Guru Rinpoche – Padmasambhava, also known as Guru Rinpoche, was a Buddhist master hailing from India. He is the most depicted figure within Bhutan and has had more impact than any others here. Most guides refer to him as “second Buddha,” as he is widely believed to be the reincarnation of Lord Buddha. He is easily recognized, just look for the curly moustache and piercing eyes!
Heading back down from the temple takes significantly less time, but with the clouds clearing it is hard not to look back at this beautiful, and sacred place. As the morning mist was almost gone, the Tigers’ Nest loomed high above once again. This time, I could see it every step I went down the mountain. Here you can feel it: this place is special. It contains something that we can’t understand as simple travelers!
Travel Bhutan Video

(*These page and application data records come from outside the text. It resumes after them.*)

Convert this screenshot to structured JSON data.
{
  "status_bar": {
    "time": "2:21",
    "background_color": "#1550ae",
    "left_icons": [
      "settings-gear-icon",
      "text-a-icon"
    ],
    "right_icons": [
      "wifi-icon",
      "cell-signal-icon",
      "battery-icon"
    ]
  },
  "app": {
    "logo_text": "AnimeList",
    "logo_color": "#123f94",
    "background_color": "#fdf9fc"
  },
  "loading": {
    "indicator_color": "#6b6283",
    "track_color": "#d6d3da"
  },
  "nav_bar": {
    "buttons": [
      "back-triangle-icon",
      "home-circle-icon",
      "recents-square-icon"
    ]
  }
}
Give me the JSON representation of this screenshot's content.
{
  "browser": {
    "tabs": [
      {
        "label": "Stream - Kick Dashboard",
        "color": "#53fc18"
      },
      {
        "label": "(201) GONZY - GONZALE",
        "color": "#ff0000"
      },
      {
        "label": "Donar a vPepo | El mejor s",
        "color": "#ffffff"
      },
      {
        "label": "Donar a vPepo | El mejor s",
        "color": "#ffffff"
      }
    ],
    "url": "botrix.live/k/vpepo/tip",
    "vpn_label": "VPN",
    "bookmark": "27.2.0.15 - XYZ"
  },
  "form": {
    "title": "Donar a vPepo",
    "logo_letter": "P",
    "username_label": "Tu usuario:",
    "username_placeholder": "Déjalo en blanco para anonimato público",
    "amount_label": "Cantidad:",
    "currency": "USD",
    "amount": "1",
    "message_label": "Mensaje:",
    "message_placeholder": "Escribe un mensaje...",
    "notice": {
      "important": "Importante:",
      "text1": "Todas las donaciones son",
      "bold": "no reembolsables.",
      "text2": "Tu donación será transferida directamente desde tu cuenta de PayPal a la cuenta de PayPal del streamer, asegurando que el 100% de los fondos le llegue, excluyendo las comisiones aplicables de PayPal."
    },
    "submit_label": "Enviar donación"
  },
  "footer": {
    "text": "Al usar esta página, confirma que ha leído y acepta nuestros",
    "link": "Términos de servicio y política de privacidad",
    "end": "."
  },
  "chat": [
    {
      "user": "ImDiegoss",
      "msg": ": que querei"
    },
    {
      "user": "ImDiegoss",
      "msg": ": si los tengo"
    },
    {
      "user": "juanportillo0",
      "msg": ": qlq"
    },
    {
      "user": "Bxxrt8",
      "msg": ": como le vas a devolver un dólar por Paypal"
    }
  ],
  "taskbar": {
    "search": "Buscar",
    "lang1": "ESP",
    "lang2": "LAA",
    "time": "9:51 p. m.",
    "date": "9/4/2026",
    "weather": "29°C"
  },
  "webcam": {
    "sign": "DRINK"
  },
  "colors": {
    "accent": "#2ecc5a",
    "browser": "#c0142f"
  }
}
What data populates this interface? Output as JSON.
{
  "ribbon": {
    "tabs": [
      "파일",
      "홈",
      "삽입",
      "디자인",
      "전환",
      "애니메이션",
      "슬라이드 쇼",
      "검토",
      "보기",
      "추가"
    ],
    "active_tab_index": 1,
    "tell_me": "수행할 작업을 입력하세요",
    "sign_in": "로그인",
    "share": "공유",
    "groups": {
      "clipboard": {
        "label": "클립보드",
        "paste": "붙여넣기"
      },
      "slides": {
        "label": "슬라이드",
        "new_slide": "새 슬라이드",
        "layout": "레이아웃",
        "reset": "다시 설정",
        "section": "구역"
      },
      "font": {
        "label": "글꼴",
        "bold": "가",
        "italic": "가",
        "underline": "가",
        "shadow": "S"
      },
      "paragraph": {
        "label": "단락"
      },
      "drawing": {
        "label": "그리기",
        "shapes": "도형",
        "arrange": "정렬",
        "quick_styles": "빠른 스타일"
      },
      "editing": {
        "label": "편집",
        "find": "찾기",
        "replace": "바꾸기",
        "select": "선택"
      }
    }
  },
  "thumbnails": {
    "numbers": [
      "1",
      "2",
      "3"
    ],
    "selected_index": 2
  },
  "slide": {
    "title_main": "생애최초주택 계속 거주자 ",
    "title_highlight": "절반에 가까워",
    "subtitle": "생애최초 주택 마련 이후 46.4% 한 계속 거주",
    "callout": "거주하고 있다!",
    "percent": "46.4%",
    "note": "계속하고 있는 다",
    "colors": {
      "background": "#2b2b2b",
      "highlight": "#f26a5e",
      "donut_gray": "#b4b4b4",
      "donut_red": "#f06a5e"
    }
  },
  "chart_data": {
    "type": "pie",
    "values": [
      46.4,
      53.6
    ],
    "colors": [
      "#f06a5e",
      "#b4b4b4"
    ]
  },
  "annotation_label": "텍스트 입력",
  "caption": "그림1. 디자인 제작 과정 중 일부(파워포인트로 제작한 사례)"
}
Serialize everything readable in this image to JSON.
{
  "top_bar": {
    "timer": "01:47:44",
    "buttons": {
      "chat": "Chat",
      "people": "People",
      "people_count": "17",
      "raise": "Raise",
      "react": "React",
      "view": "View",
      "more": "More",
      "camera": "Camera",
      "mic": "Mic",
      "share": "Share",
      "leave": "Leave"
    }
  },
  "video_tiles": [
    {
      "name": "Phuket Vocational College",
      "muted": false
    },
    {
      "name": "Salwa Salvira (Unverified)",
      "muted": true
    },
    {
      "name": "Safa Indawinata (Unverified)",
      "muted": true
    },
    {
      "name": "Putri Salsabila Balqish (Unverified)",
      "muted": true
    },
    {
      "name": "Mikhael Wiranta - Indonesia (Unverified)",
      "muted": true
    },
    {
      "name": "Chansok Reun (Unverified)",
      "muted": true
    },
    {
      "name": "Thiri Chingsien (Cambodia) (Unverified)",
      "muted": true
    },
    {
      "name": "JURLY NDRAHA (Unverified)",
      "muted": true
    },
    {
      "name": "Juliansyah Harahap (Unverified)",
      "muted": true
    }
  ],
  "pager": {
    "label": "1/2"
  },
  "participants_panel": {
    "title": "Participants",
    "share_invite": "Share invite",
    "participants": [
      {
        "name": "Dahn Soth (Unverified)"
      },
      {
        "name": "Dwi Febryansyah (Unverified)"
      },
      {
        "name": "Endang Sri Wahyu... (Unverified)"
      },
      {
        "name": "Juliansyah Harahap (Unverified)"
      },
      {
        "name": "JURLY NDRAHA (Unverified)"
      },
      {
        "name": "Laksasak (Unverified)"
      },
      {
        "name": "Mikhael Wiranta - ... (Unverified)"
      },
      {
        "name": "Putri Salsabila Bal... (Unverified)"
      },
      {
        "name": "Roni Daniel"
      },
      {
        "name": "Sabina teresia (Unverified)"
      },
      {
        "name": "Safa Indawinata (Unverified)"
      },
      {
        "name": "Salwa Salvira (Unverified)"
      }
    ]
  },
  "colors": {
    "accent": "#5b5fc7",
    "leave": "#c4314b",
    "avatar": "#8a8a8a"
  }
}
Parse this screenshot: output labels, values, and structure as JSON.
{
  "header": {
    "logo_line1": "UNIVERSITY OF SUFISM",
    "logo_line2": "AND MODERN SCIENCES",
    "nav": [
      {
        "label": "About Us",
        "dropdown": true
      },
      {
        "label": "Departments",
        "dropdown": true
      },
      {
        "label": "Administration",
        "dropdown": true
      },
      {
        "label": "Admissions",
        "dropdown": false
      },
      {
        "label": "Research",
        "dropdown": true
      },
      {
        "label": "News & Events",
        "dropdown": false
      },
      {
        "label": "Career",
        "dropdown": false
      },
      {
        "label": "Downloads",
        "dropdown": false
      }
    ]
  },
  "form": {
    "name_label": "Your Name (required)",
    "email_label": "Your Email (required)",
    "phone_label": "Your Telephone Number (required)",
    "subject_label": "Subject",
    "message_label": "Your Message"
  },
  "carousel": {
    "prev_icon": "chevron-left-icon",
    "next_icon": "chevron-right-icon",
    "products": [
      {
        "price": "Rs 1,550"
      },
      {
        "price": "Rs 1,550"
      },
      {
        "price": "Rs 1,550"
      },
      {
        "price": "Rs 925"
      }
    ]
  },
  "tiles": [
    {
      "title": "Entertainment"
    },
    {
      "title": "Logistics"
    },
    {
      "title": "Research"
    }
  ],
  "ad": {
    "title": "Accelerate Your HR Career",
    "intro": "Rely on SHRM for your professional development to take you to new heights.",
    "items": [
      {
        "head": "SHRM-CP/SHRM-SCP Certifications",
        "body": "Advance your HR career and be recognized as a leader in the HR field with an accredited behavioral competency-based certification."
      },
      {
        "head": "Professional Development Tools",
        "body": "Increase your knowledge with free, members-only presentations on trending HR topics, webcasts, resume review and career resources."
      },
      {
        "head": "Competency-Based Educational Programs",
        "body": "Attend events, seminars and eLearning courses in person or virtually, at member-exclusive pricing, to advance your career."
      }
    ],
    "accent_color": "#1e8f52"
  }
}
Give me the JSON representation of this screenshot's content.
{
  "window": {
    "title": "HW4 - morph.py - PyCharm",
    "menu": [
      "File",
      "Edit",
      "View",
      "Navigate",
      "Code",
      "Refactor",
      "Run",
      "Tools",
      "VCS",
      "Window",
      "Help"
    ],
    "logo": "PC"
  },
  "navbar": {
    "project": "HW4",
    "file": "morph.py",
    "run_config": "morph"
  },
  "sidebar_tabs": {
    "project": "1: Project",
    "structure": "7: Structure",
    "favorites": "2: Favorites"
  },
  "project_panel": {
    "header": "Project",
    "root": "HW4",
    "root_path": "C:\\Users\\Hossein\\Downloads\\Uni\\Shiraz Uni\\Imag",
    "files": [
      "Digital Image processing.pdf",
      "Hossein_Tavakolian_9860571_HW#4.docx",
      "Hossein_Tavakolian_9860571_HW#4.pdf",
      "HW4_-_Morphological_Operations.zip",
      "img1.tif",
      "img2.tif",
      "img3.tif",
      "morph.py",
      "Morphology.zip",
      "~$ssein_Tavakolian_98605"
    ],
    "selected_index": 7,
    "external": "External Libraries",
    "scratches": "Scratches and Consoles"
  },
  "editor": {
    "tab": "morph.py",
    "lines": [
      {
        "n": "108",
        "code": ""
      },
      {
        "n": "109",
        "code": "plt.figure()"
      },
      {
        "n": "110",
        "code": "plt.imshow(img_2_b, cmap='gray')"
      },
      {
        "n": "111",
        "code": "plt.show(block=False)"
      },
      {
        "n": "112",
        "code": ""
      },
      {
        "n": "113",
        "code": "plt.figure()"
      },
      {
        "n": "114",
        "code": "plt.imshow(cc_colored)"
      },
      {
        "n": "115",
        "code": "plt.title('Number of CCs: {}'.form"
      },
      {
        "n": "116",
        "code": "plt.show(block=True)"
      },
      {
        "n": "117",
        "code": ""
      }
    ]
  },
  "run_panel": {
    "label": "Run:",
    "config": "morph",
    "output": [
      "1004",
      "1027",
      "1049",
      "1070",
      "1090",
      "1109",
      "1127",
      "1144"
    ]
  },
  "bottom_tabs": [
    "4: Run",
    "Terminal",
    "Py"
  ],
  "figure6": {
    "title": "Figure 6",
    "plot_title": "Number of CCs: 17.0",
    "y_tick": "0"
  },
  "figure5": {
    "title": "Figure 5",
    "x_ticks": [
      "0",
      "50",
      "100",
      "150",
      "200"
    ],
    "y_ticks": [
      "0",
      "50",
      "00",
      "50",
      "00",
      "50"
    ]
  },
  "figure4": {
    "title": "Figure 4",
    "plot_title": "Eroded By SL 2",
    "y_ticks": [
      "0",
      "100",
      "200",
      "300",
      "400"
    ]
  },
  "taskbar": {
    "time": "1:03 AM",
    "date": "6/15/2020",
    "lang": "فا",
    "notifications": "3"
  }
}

Bhutan is a unique destination to visit. One of these reasons why is because it is so remote. Entering Bhutan, you are required to be on a tour. Most travelers will not like the sound of this, but depending on the tour company, traveling here won’t feel like a “tour” at all. Druk Asia did everything for me to feel as if I was still traveling independently. Their tours offer a private car and guide for a similar price to a bus packed full of tourists. they are flexible and designed for those of us not looking for the regular “tour” experience. In my opinion, Druk Asia is the best company out there for anyone who is looking for a unique experience to Bhutan! Check out DRUK ASIA Here!
Location: Paro Valley, Bhutan
Daily Costs: Bhutan has a daily tariff of 250 US per day which is all inclusive.
Tips: Start the trek to the Tigers Nest early to beat the crowds.
Recommended Guide: Lonely Planet Bhutan
Tour Company Used: DrukAsia